Ever since it deleted a troll account fifteen minutes after its creation last week, Gab.com’s commitment to free speech has been in doubt. One cannot both preach free speech and delete critics. This shows the precarious position Gab.com finds itself in as social media plummets in usage at the same time new options arise for conservatives.
The question now is whether the bloom is off the rose merely for large social media companies, or for social media in general. Clearly Facebook and Twitter have made people hate them, but it may be that with their downfall, the idea of social media as “good” also falls. As one writer points out, social media companies revealed that beneath the smooth exterior they were in fact everyday con men:
Social media companies, most notably Facebook, have faced a reckoning in the past year, with reports surfacing about an infiltration of Russian propaganda to influence elections, misuse user data, and countless other examples of the platform being used for ill.
As a society, we’re starting to lose faith in our technology icons, especially in light of the questionable decisions made by the once-beloved Facebook COO Sheryl Sandberg, and reports about early Facebook employees who got rich and now have the luxury of preventing their own kids from using social media.
#DeleteFacebook, once unthinkable, is now a very real trend. And it poses a growing threat to Facebook’s bottom line, and its future.
When the employees of successful social media firms keep their kids off of the platform, the companies are clearly revealed manipulating data, and we see people backing away and not feeling a sense of loss, it means that this technology trend is following others into the abyss.
Once, AOL Messenger ruled the internet; no one has seen it lately. Once, Myspace had as large a share of the internet audience as Facebook now does, but it has vanished without a trace. Trends come and go, and if they are on their way out, then the share of the pie for new social media companies is shrinking.

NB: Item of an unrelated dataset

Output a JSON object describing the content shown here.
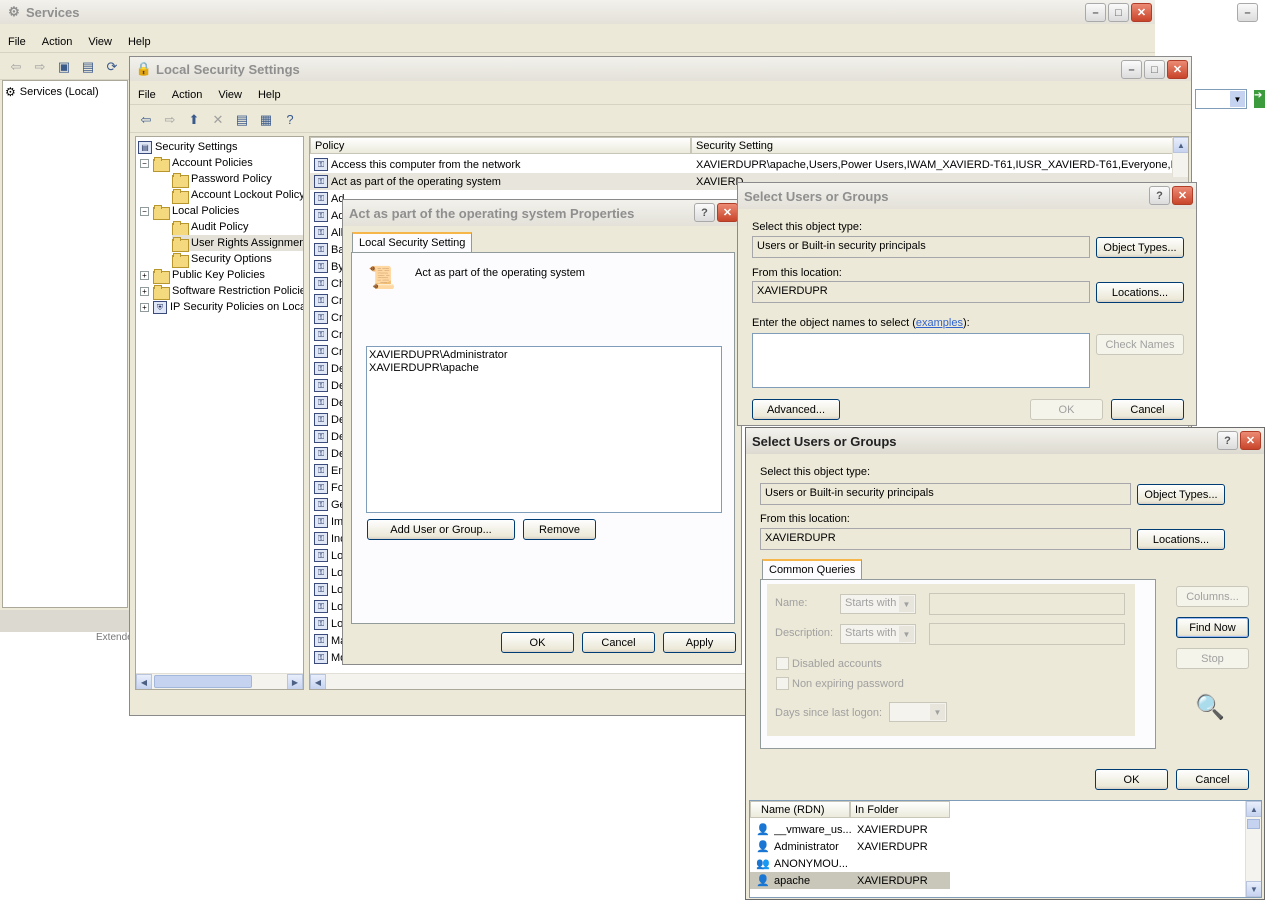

With the entrance of new competitors into the field like TrumpTown, we see the window closing for Gab.com. It gained prominence because conservatives were tired of being censored on Twitter, and promised “free speech” as an alternative. As it turns out, most conservatives simply want a space where they can talk about regular conservative topics, and are less concerned with providing an outlet for the most extreme speech.
Gab.com has given themselves a justification to delete just about any content by categorizing it as “threatening”:
Furthermore, we actively monitor the site for speech that crosses the line from the merely outrageous into the truly threatening or unlawful. Where criminal activity is brought to our attention, we act swiftly to curtail it and, where possible, cooperate with law enforcement to ensure our users’ safety – real, physical, safety, not wishy-washy millennial “safe space” safety – is secured.
This comes from their most recent mailing to subscribers, which extensively touted Gab.com’s free speech agenda. However, nowhere do they mention deleting troll accounts, unless we are to assume that those were “truly threatening” by some interpretation. One might view trolls as threatening to Gab.com, and therefore under the letter of their commitment, able to be deleted.
In the meantime, most of the far-Right have realized that companies like Gab.com are more interested in mainstream Trump supporters than extremists, and have gone back to forums, smaller websites, IRC, and looser messaging formats. A company that deletes trolls will over time come to delete anyone who rocks the boat and threatens its profit model, which means that any far-Righter posting there risks having his or her entire contribution erased, along with it hours of effort.